Police Officers

Spanish Vietnamese Force Department speakers speakers total Note Anaheim 40 0 351 (1) Brea 3 0 83 Buena Park 11 0 86 Costa Mesa 6 0 138 Cypress 6 0 53 (2) Fountain Valley 5 0 62 Fullerton 14 0 160 Garden Grove 10 3 166 (3) Huntington Beach 17 1 229 (4) Irvine 6 0 120 Laguna Beach 7 0 46 La Habra 7 0 62 La Palma 1 0 24 (5) Los Alamitos 2 0 24 Newport Beach 12 0 150 Orange 21 1 139 Placentia 5 0 52 San Clemente 8 0 49 Santa Ana 91 2 400 (6) Seal Beach 2 0 35 Tustin 10 0 89 Westminster 6 2 96 (7) O.C. Sheriff 102 4 1,264 (8)

(1) 1 speaks German (2) 1 speaks Chinese (3) 1 speaks Korean (4) 3 know sign language (5) 1 speaks Danish (6) 3 speak Korean, 1 speaks Samoan (7) 1 speaks German (8) 4 speak German; 2, Japanese; 2, French; 1, Farsi; 1, Korean; 1, Slavic; 1, Arabic, and 2 know sign language

Note: Orange County Sheriff’s Department covers the cities of Dana Point, Laguna Hills, Laguna Niguel, Lake Forest, Mission Viejo, San Juan Capistrano, Stanton and Villa Park.
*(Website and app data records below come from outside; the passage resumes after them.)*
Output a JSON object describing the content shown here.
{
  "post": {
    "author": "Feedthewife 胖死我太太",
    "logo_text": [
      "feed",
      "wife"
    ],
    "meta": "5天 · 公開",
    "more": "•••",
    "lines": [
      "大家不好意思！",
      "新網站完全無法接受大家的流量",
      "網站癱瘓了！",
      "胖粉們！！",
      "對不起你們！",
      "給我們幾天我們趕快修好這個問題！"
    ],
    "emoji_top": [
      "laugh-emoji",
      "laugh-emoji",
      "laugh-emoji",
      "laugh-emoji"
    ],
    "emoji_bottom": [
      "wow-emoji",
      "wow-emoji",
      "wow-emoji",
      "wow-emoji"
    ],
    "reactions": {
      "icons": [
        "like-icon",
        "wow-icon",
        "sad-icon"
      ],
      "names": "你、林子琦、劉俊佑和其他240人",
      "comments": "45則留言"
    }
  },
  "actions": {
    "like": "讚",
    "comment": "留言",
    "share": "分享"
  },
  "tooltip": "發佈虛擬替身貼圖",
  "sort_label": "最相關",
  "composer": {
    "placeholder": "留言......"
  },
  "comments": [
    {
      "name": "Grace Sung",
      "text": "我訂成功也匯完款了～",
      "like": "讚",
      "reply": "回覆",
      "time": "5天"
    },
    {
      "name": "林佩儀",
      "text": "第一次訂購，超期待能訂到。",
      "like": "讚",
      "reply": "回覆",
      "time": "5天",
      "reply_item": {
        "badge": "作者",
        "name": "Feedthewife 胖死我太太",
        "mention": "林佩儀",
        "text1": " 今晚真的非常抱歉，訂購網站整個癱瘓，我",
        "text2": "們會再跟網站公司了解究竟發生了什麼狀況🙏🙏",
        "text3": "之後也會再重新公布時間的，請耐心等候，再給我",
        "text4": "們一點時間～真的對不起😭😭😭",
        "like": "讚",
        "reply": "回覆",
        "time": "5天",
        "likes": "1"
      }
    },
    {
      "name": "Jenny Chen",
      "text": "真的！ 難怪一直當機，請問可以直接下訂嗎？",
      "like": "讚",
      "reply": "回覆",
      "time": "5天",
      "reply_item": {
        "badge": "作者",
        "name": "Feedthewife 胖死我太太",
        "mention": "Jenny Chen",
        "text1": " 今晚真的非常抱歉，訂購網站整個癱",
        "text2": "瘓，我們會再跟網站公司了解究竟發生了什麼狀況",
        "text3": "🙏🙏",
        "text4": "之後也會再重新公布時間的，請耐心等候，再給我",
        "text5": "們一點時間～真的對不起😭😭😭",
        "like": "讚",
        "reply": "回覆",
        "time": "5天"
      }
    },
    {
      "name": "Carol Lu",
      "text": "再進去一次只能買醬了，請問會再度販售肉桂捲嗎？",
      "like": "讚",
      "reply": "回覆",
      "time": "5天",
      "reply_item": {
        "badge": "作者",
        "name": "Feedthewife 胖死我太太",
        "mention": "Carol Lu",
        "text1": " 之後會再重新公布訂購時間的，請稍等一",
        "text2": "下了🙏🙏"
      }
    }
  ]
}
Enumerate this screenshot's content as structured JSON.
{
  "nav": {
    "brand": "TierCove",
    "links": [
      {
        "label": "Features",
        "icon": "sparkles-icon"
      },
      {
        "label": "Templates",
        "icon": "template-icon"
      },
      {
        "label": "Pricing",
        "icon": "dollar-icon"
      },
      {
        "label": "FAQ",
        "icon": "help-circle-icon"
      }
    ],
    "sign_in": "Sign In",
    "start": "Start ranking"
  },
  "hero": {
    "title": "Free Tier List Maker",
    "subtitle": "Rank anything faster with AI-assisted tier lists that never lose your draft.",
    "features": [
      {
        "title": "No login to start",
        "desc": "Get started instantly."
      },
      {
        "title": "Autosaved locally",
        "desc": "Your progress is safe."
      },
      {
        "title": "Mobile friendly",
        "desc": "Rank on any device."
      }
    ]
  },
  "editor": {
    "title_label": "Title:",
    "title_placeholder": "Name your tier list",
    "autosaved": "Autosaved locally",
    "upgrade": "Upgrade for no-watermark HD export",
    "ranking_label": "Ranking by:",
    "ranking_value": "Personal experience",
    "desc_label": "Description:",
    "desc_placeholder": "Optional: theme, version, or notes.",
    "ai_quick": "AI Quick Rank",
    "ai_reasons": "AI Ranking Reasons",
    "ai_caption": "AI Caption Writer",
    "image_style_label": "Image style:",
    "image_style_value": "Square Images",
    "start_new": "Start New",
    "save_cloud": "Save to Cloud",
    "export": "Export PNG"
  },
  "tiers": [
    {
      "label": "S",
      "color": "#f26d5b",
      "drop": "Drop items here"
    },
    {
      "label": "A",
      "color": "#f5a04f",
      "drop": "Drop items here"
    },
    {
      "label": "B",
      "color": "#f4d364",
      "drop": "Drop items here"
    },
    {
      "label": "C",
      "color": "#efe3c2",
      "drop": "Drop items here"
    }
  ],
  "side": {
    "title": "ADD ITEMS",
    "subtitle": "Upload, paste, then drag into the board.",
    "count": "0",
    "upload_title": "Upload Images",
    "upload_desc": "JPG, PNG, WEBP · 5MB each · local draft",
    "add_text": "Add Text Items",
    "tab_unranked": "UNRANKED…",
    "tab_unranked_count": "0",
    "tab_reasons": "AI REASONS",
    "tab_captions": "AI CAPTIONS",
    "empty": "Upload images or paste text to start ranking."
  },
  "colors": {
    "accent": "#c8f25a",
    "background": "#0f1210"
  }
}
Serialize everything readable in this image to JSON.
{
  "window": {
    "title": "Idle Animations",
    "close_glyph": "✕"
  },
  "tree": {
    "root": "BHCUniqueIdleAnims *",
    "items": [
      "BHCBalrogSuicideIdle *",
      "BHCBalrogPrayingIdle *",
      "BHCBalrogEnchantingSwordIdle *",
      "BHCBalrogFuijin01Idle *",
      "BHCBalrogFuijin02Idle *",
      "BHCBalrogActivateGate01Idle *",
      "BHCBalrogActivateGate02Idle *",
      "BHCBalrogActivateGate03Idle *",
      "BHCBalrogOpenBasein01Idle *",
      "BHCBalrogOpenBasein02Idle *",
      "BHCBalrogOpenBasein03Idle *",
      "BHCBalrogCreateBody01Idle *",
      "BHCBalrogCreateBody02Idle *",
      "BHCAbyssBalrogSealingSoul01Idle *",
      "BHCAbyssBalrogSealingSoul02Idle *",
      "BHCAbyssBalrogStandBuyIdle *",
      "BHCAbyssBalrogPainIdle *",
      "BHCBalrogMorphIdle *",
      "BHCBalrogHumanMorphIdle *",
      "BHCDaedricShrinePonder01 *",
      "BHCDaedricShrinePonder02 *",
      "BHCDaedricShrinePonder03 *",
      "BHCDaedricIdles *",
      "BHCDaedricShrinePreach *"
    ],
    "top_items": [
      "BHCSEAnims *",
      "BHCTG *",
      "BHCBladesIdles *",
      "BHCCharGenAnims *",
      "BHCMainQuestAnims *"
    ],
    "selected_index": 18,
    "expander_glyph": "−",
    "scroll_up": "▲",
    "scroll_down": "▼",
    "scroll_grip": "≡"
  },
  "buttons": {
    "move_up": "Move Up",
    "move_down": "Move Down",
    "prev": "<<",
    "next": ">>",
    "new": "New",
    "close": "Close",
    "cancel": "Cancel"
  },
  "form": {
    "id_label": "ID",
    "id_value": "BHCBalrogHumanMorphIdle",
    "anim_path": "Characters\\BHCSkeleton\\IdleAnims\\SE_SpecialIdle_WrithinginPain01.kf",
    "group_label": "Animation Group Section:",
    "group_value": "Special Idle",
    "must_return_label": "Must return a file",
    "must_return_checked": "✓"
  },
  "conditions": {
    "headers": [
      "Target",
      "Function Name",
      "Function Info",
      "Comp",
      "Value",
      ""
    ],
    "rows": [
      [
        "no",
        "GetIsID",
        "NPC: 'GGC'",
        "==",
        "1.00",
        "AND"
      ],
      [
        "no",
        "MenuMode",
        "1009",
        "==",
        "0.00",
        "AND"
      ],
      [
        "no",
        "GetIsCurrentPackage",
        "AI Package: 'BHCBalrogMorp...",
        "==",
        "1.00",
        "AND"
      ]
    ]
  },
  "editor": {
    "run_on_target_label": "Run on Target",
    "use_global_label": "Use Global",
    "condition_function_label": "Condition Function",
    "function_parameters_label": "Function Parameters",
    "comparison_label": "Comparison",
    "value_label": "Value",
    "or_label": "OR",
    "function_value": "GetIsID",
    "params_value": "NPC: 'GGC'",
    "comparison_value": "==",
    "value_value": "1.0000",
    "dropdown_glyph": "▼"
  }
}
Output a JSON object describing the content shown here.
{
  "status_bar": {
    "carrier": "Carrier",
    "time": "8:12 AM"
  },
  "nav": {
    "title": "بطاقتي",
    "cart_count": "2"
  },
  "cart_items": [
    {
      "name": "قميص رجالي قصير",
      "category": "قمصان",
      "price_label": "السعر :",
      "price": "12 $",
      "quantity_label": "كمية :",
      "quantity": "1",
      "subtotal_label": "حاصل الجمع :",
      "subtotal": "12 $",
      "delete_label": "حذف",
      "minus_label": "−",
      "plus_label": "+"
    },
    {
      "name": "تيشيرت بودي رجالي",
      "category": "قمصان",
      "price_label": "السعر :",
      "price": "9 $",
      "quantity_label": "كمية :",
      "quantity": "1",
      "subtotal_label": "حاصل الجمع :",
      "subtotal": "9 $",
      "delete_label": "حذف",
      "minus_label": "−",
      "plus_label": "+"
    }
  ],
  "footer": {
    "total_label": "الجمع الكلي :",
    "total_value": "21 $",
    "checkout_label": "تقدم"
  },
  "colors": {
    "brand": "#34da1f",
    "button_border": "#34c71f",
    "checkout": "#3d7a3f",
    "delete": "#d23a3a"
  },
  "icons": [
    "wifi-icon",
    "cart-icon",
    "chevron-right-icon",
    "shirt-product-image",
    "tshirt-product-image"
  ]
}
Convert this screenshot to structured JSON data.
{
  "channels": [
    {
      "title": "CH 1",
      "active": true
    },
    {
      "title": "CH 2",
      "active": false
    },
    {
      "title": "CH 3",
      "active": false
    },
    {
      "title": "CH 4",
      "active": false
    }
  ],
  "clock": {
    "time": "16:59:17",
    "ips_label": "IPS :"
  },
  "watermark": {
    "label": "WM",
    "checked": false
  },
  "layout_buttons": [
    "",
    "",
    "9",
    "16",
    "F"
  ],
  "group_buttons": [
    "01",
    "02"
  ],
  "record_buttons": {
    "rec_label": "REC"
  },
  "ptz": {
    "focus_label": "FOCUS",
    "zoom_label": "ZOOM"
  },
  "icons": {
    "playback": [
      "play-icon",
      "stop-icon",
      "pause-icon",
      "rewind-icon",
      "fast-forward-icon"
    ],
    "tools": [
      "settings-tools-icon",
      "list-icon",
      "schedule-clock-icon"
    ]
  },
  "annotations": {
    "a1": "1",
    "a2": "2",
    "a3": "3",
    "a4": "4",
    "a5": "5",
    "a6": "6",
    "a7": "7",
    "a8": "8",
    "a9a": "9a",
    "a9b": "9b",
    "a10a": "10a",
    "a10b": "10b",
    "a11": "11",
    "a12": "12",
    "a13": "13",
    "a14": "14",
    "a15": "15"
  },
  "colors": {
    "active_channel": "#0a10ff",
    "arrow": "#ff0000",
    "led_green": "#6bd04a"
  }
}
Brea Police Department also serves Yorba Linda.


Spanish Force Department speakers total Note Anaheim 41 207 Brea 0 50 Buena Park 2 54 Costa Mesa 2 108 Fountain Valley 4 37 Fullerton 5 85 Garden Grove 4 94 Huntington Beach 5 145 Laguna Beach 6 40 La Habra 1 32 Newport Beach 5 101 (1) Orange 4 108 San Clemente 0 30 Santa Ana 60 201 (2) Westminster 5 70

(1) 2 speak German, 1 speaks French, 1 speaks Italian (2) 1 speaks French, 2 speak German

Note: The Orange County Fire Department, which does not keep statistics on its number of bilingual firefighters, protects the cities of Dana Point, Cypress, Laguna Hills, Irvine, Laguna Niguel, Lake Forest, Mission Viejo, La Palma, Los Alamitos, San Juan Capistrano, Placentia, Stanton, Seal Beach, Tustin, Villa Park and Yorba Linda.


Source: Individual departments